JWJ: Ultimately you are benefitting people in need, not just making money for shareholders. We are based very close to the hospital and I can see exactly how my work is making a difference on the ground.

My role is to manage legal spend and drive costs down. It is just me at the moment and we have no plans to grow. We are fortunate because Macfarlanes provides us with a lot of pro bono advice on day-to-day fundraising work. Macfarlanes is very generous but we can’t over-ask. Big projects, like our current development of a research facility could never be done pro bono. So we have to get outside help and try to do more ourselves to send less out to our lawyers. We have to make sure that our money is spent wisely.

CW: What current projects are you enjoying most?

JWJ: I am involved in a change to the Copyright, Designs and Patents Act 1988. JM Barrie, who wrote Peter Pan, donated the copyright of the book to the hospital in the 1920s. In the UK, the copyright expired in the ‘80s. At the time this happened, Lord Callaghan [a former British Prime Minister) motioned to change the UK law to give GOSH the rights to Peter Pan in perpetuity. And that is what happened: our charity continues to receive sizeable royalties from Peter Pan. We can’t, however, stop people from publishing because it is not a full copyright.

But now that we are a different legal entity after we incorporated, we had to change the Act so that the money goes to the new entity. We are working with Wendy Morton MP who introduced a Private Members’ Bill in Parliament and this has now been enacted and has just received Royal assent. Working on an Act from start to finish, briefing MPs, Peers and the Department of Health on the Bill, and attending debates has been a fascinating process. I had a great deal of satisfaction seeing our Bill become law and hearing how quotes from your briefings make their way into speeches in Parliament.

Another thing we are spending a lot of time on is privacy and data protection. As a fundraising organisation, we hold a lot of personal data from supporters and we contact them regularly to update them about our work and our fundraising campaigns. We need to make sure that we act in accordance with good practice at all times. Our reputation and ethos are very important to us, so we need to make sure that we only contact people with their full consent and that we do not approach them too often or in a way they would not appreciate.
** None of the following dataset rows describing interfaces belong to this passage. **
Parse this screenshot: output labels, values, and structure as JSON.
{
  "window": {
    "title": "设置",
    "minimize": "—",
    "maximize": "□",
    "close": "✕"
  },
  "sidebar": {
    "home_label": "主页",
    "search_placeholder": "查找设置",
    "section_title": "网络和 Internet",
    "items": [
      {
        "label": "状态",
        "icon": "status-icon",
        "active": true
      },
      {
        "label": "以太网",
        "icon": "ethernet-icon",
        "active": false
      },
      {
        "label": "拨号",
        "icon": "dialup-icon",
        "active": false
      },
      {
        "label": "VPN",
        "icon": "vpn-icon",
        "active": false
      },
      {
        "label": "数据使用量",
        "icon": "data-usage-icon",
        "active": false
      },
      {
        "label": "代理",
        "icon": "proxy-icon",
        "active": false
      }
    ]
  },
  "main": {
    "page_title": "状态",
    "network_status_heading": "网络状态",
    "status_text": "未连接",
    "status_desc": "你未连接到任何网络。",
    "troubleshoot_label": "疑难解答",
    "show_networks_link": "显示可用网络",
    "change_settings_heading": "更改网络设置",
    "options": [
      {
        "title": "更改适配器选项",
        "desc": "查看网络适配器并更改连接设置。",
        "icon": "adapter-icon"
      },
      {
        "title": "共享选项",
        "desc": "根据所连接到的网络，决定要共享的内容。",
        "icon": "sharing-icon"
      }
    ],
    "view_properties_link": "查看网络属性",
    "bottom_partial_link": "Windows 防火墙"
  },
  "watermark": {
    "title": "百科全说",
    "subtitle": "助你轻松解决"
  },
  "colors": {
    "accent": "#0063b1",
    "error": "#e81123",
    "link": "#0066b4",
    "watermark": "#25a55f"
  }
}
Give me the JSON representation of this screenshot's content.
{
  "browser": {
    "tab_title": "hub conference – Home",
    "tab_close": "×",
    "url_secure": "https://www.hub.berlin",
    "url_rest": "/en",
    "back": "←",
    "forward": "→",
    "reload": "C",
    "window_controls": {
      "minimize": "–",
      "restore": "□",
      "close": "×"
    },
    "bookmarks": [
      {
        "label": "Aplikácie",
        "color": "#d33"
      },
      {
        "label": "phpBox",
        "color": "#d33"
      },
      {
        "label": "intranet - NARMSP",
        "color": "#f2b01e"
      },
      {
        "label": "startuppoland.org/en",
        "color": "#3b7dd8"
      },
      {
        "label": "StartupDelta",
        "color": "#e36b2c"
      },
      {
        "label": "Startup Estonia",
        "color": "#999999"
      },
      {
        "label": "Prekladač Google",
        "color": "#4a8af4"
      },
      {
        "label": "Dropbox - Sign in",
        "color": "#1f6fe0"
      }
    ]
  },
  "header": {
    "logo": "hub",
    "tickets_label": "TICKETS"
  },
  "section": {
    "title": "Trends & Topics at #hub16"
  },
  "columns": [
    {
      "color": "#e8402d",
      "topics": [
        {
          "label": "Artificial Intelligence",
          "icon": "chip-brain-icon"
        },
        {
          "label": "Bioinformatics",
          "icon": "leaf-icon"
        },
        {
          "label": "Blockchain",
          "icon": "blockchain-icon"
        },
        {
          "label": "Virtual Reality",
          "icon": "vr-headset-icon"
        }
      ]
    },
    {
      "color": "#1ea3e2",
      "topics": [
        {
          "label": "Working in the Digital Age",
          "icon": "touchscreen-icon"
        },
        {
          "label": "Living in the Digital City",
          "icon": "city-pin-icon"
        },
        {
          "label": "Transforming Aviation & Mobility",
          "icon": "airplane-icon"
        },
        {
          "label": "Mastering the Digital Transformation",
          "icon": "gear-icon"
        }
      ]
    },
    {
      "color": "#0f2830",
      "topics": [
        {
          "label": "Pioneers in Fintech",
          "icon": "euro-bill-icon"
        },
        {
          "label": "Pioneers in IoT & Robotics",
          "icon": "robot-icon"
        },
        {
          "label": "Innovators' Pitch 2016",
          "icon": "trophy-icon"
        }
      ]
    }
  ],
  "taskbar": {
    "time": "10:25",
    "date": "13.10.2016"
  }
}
CW: What are your career highlights?

JWJ: Negotiating the Rugby World Cup contracts for one. Also, the change in the Act of Parliament is the Holy Grail for a lawyer – to get your words enshrined in an Act and your briefings quoted in the mother of all Parliaments.

CW: What does it take to be a good leader in an in-house legal department?

JWJ: I think being inspirational and involved is crucial. When I look back at my own line managers, the worst ones weren’t taking much interest in what I was doing day to day. My current line manager is great – we meet regularly and I get feedback and the freedom to do what I think is right. We have a rapport. Lots of line managers only really engage with their staff when something goes wrong. I think it is important to keep a constant dialogue. In private practice, lots of line management is done via stats – how many billable hours are you doing, how many cases are you working on etc, but this is very one-sided. It is better to help your team develop and nurture them.

CW: What are your interests outside of work?

JWJ: I have a twelve-year-old daughter, and so I do not have that much time to myself! I started playing hockey four years ago and I really enjoy it. I also enjoy learning new things, such as a recent jazz appreciation course I did, as well as teaching myself to code, which has been tricky but interesting.

CW: What would be if you weren’t a lawyer?

JWJ: If I wasn’t a lawyer, I would love to be an entrepreneur. I might be bad at it though, because lawyers are trained to look at worst-case scenarios, so the mind-set is very hard to shift into becoming a risk-taker, selling the positive side, and not warning about the things that could go wrong!